● Exercise: Identify every line in the records below that contains the word "کارت", and reproduce each one.

● Stored data:
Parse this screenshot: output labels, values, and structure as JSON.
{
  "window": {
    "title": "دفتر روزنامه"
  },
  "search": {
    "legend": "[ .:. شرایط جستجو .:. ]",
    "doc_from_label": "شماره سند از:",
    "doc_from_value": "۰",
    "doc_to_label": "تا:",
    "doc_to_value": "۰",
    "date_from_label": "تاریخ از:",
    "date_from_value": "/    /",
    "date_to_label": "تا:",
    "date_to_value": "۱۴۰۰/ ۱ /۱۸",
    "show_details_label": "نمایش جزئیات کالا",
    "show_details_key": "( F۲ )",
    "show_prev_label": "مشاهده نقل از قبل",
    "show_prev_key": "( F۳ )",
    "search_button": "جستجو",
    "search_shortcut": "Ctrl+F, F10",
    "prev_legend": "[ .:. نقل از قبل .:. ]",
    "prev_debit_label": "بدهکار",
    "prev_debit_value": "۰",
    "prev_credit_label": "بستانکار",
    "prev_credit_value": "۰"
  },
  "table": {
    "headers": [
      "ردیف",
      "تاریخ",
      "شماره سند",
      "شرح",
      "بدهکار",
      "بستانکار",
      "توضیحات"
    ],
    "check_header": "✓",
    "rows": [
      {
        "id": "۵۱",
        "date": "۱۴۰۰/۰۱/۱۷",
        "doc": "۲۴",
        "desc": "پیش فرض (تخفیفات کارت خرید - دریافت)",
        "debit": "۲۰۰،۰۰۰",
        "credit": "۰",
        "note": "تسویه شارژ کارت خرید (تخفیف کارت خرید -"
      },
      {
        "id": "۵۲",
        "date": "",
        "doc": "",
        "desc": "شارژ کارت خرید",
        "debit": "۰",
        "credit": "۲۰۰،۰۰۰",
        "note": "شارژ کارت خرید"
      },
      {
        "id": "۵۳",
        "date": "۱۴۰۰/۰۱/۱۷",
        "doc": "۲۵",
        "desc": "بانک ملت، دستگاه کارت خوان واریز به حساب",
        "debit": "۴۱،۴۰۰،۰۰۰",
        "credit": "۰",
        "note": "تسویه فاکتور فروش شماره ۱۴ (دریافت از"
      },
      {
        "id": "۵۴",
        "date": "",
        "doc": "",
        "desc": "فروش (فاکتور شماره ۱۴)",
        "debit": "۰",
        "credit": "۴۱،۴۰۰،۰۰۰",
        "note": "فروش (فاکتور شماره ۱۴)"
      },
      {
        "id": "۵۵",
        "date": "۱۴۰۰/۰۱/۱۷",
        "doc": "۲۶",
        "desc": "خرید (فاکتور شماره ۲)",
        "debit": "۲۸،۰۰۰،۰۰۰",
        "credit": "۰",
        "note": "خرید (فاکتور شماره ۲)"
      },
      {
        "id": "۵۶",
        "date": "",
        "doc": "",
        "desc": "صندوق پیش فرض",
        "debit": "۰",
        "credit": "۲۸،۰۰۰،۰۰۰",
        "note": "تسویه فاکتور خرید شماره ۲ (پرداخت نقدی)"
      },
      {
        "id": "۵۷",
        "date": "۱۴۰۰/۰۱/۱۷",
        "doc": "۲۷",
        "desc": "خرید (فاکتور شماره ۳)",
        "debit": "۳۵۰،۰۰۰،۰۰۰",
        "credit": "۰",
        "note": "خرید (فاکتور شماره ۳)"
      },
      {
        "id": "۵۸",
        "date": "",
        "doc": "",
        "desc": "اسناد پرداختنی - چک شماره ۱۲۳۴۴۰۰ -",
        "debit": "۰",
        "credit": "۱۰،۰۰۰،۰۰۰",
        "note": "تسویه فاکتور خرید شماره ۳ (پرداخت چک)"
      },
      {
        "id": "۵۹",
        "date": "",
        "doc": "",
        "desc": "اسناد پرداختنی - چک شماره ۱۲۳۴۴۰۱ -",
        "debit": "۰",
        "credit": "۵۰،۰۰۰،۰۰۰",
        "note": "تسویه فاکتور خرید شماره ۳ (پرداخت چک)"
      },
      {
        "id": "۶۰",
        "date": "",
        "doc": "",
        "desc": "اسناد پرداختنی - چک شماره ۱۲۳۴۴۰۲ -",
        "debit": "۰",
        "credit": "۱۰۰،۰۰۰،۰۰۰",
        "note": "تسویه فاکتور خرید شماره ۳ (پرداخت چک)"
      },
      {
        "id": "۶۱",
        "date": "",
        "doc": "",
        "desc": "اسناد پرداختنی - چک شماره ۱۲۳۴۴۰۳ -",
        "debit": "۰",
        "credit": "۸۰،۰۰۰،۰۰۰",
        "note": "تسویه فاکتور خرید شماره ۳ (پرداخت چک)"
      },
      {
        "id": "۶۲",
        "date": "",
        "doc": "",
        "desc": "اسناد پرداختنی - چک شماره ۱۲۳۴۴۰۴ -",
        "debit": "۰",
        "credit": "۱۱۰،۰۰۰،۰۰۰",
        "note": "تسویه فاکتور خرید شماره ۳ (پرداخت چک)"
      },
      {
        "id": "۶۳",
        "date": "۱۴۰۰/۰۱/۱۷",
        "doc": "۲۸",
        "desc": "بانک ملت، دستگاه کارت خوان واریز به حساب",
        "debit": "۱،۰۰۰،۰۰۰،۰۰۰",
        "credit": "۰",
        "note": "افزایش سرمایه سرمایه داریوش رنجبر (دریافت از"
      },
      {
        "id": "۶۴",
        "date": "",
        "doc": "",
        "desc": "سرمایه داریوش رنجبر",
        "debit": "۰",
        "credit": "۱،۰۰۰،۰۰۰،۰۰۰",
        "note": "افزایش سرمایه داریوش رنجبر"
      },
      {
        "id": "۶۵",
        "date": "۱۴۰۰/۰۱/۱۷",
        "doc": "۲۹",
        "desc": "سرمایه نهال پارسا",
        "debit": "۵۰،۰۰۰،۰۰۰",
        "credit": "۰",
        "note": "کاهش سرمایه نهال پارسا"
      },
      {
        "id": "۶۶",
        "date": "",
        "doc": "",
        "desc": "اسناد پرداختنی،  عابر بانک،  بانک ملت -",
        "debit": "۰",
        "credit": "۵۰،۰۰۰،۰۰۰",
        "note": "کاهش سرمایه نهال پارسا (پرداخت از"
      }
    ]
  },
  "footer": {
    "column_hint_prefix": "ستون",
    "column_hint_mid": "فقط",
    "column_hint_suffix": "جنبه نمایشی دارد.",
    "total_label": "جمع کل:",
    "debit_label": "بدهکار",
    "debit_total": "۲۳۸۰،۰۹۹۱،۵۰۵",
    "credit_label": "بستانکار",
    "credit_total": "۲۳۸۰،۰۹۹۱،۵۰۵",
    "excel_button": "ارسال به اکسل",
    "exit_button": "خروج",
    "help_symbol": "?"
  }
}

● Result:
        "desc": "پیش فرض (تخفیفات کارت خرید - دریافت)",
        "note": "تسویه شارژ کارت خرید (تخفیف کارت خرید -"
        "desc": "شارژ کارت خرید",
        "note": "شارژ کارت خرید"
        "desc": "بانک ملت، دستگاه کارت خوان واریز به حساب",
        "desc": "بانک ملت، دستگاه کارت خوان واریز به حساب",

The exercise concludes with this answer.